**EXERCISE DATA:**
*** Begin section ***

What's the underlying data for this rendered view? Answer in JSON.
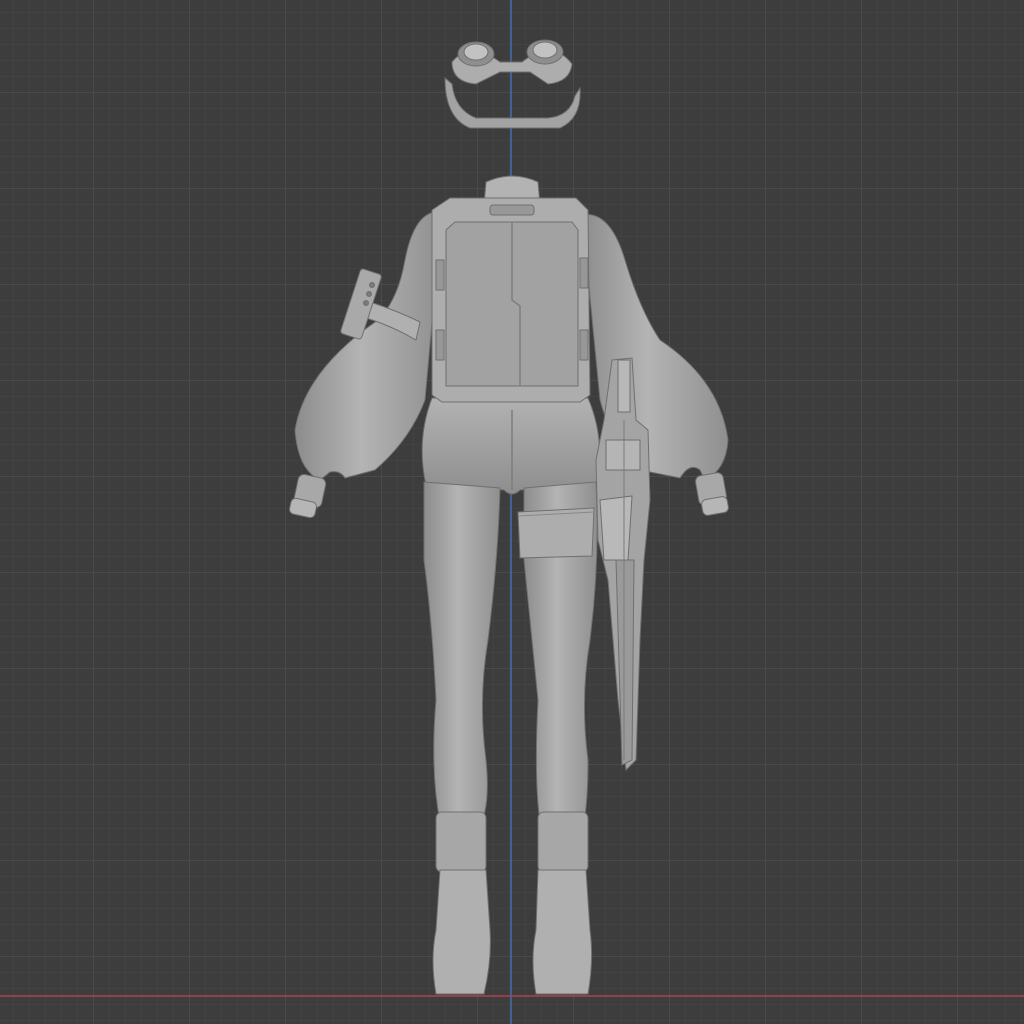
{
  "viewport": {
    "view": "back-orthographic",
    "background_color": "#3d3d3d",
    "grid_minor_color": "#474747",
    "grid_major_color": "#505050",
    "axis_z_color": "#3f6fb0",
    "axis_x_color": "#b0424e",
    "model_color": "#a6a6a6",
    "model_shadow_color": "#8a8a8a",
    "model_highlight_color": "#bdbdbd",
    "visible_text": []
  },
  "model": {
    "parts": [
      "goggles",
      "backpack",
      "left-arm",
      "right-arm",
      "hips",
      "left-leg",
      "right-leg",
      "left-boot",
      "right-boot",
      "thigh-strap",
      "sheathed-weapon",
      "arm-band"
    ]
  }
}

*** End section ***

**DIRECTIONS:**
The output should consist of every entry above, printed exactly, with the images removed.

**RESPONSE AREA:**
What's the underlying data for this rendered view? Answer in JSON.
{
  "viewport": {
    "view": "back-orthographic",
    "background_color": "#3d3d3d",
    "grid_minor_color": "#474747",
    "grid_major_color": "#505050",
    "axis_z_color": "#3f6fb0",
    "axis_x_color": "#b0424e",
    "model_color": "#a6a6a6",
    "model_shadow_color": "#8a8a8a",
    "model_highlight_color": "#bdbdbd",
    "visible_text": []
  },
  "model": {
    "parts": [
      "goggles",
      "backpack",
      "left-arm",
      "right-arm",
      "hips",
      "left-leg",
      "right-leg",
      "left-boot",
      "right-boot",
      "thigh-strap",
      "sheathed-weapon",
      "arm-band"
    ]
  }
}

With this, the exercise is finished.